=== Section Start ===
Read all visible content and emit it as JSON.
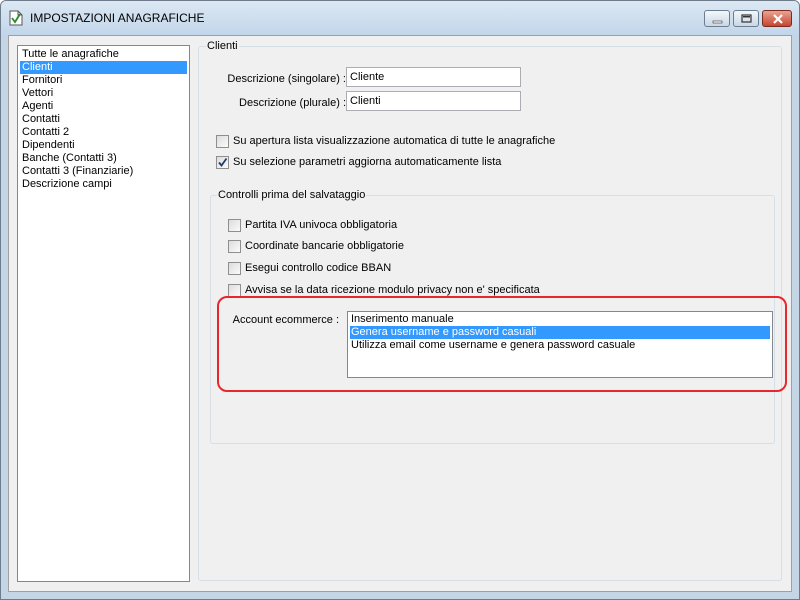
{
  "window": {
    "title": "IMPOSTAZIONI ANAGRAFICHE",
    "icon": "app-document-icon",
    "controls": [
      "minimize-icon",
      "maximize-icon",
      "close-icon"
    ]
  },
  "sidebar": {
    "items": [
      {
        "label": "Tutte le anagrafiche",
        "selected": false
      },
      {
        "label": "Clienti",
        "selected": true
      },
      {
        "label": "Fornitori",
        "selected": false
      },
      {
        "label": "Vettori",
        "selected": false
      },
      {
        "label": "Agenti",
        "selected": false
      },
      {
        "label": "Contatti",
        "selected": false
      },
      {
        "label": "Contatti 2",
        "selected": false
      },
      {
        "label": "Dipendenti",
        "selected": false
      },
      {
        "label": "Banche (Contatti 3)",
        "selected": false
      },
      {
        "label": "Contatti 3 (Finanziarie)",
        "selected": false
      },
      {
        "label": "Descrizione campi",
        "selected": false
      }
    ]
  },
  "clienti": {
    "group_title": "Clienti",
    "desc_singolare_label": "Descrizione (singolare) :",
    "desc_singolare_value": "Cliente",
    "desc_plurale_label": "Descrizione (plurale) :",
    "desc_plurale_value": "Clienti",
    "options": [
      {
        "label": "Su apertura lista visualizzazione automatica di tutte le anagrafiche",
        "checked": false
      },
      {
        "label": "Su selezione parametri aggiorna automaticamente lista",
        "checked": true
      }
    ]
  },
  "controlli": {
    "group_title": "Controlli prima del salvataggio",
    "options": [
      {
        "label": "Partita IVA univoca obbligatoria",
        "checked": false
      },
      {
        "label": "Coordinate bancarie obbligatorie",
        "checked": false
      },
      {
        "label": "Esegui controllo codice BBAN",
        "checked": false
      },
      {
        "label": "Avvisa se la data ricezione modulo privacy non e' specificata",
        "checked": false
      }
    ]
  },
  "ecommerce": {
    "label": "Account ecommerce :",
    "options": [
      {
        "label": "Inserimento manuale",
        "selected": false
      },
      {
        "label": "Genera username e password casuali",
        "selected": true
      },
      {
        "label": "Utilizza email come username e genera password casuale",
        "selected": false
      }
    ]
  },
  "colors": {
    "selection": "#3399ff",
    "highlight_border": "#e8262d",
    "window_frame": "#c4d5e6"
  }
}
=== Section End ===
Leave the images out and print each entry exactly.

Read all visible content and emit it as JSON.
{
  "window": {
    "title": "IMPOSTAZIONI ANAGRAFICHE",
    "icon": "app-document-icon",
    "controls": [
      "minimize-icon",
      "maximize-icon",
      "close-icon"
    ]
  },
  "sidebar": {
    "items": [
      {
        "label": "Tutte le anagrafiche",
        "selected": false
      },
      {
        "label": "Clienti",
        "selected": true
      },
      {
        "label": "Fornitori",
        "selected": false
      },
      {
        "label": "Vettori",
        "selected": false
      },
      {
        "label": "Agenti",
        "selected": false
      },
      {
        "label": "Contatti",
        "selected": false
      },
      {
        "label": "Contatti 2",
        "selected": false
      },
      {
        "label": "Dipendenti",
        "selected": false
      },
      {
        "label": "Banche (Contatti 3)",
        "selected": false
      },
      {
        "label": "Contatti 3 (Finanziarie)",
        "selected": false
      },
      {
        "label": "Descrizione campi",
        "selected": false
      }
    ]
  },
  "clienti": {
    "group_title": "Clienti",
    "desc_singolare_label": "Descrizione (singolare) :",
    "desc_singolare_value": "Cliente",
    "desc_plurale_label": "Descrizione (plurale) :",
    "desc_plurale_value": "Clienti",
    "options": [
      {
        "label": "Su apertura lista visualizzazione automatica di tutte le anagrafiche",
        "checked": false
      },
      {
        "label": "Su selezione parametri aggiorna automaticamente lista",
        "checked": true
      }
    ]
  },
  "controlli": {
    "group_title": "Controlli prima del salvataggio",
    "options": [
      {
        "label": "Partita IVA univoca obbligatoria",
        "checked": false
      },
      {
        "label": "Coordinate bancarie obbligatorie",
        "checked": false
      },
      {
        "label": "Esegui controllo codice BBAN",
        "checked": false
      },
      {
        "label": "Avvisa se la data ricezione modulo privacy non e' specificata",
        "checked": false
      }
    ]
  },
  "ecommerce": {
    "label": "Account ecommerce :",
    "options": [
      {
        "label": "Inserimento manuale",
        "selected": false
      },
      {
        "label": "Genera username e password casuali",
        "selected": true
      },
      {
        "label": "Utilizza email come username e genera password casuale",
        "selected": false
      }
    ]
  },
  "colors": {
    "selection": "#3399ff",
    "highlight_border": "#e8262d",
    "window_frame": "#c4d5e6"
  }
}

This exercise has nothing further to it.